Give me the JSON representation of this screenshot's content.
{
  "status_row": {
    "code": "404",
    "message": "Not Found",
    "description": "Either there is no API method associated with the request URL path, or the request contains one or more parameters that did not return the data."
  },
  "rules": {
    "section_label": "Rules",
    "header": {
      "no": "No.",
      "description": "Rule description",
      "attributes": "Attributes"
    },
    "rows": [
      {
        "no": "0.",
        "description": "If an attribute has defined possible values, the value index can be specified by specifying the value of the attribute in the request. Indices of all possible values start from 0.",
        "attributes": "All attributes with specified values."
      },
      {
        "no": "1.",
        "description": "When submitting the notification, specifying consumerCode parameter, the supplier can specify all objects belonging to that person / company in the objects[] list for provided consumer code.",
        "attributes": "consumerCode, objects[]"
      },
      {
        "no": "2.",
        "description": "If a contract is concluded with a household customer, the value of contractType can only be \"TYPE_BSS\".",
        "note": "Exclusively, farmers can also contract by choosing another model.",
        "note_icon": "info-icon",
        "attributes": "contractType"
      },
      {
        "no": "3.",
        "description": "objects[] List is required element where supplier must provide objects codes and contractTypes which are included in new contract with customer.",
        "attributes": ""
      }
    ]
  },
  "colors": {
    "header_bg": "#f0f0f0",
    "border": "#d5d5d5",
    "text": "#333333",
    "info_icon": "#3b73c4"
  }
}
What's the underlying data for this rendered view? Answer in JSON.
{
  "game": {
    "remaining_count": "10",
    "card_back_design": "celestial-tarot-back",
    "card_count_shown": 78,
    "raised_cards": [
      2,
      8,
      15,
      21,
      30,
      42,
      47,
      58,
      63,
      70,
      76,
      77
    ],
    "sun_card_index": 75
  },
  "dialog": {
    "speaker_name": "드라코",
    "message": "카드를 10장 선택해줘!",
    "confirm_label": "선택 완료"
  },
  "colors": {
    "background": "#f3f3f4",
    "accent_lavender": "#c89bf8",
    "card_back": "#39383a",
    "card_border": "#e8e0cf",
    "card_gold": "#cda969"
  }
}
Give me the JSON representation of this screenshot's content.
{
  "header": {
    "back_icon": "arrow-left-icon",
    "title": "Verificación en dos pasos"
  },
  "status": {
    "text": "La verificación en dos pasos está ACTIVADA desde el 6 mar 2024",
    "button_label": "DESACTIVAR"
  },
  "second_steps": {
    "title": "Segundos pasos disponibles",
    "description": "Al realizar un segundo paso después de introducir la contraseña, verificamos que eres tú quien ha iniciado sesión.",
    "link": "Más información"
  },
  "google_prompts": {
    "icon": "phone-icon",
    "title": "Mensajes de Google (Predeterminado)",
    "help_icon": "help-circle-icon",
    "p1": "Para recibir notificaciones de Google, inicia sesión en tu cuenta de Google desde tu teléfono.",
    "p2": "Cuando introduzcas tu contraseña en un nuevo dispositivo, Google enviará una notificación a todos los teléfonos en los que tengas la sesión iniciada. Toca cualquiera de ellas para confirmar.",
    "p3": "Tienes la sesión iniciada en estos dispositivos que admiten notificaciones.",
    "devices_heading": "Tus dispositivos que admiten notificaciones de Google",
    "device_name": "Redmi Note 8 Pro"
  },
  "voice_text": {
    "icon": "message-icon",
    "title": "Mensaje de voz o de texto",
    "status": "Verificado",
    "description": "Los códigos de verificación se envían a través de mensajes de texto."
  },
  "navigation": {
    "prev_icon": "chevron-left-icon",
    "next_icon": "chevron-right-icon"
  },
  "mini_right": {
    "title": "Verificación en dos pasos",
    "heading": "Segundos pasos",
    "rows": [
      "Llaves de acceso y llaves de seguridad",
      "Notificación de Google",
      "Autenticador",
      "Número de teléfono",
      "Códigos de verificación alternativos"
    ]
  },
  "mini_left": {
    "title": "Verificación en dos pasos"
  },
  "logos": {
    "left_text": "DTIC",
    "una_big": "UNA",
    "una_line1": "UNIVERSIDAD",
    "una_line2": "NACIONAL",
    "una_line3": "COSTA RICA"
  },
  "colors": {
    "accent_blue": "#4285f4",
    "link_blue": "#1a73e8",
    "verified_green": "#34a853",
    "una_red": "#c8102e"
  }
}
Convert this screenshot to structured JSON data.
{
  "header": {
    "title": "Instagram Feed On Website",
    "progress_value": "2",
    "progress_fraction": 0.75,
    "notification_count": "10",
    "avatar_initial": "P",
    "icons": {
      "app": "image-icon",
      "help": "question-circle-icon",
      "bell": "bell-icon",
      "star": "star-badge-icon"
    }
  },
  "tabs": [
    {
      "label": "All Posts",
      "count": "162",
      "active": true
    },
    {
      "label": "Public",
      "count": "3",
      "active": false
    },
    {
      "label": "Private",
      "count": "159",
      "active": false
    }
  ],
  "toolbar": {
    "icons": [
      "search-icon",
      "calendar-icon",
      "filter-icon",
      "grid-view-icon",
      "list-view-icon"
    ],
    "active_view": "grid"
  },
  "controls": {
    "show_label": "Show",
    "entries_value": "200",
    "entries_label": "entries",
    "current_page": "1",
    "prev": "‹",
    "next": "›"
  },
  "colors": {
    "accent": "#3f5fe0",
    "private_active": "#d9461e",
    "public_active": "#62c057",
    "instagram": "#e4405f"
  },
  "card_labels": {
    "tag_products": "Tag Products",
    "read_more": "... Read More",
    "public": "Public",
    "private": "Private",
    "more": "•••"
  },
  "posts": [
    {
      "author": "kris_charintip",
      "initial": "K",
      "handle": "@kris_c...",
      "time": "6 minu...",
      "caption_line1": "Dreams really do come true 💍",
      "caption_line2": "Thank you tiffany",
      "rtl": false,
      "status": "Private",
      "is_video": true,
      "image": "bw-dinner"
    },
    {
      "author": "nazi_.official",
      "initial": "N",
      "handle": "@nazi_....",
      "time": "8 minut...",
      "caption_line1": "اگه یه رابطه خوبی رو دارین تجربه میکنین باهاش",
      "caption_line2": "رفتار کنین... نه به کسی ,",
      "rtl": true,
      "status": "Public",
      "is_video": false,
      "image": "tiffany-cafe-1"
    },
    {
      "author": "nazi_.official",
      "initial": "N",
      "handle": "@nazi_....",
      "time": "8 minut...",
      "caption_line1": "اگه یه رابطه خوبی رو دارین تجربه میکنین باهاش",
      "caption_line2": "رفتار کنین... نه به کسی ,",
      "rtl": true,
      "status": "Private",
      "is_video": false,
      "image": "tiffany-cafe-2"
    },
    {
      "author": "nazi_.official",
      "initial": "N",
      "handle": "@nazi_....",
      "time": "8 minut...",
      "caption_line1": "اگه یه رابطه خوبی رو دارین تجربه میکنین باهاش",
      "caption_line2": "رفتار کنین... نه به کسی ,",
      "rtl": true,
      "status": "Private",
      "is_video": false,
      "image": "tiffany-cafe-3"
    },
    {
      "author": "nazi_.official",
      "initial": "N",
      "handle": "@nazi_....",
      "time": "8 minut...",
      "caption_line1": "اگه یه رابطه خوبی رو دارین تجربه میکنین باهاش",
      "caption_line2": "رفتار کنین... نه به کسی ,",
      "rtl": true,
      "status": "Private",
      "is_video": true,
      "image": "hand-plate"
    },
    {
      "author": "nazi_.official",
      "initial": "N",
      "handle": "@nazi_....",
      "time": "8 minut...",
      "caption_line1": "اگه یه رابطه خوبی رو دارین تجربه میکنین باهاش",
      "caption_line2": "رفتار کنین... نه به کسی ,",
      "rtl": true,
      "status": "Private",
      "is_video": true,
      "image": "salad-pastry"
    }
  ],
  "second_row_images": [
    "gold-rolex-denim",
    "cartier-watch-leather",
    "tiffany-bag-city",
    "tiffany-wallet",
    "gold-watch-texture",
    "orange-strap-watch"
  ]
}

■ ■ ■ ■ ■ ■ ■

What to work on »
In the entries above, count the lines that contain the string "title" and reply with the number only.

Your response »
7